▶ [WHAT IS REQUIRED]: Please look for the string "count" below and report every line in which it occurs.

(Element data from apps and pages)
╭──
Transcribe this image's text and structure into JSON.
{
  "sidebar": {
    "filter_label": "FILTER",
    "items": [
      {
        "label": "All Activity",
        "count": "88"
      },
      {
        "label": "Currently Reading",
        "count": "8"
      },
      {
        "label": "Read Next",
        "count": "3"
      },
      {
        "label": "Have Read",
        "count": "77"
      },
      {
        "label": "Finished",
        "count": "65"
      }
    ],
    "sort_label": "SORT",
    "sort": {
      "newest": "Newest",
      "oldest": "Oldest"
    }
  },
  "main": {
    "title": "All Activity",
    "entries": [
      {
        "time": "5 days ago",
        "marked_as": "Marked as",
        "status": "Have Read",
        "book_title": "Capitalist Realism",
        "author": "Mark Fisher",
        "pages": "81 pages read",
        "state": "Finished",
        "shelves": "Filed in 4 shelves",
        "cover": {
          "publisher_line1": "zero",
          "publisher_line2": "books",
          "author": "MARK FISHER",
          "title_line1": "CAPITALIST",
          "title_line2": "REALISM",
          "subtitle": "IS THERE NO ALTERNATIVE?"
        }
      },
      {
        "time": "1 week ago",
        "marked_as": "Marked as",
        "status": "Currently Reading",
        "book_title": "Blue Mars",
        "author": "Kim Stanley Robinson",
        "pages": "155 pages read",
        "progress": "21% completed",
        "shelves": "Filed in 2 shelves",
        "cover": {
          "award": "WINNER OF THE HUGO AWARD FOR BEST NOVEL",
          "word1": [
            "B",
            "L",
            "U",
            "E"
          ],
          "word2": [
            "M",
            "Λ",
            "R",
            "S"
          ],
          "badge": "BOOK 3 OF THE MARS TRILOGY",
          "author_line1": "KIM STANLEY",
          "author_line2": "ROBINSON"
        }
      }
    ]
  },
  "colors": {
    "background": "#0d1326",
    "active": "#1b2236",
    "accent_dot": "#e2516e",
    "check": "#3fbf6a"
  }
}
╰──
▶ [RESULT FOR THIS EXERCISE]:
        "count": "88"
        "count": "8"
        "count": "3"
        "count": "77"
        "count": "65"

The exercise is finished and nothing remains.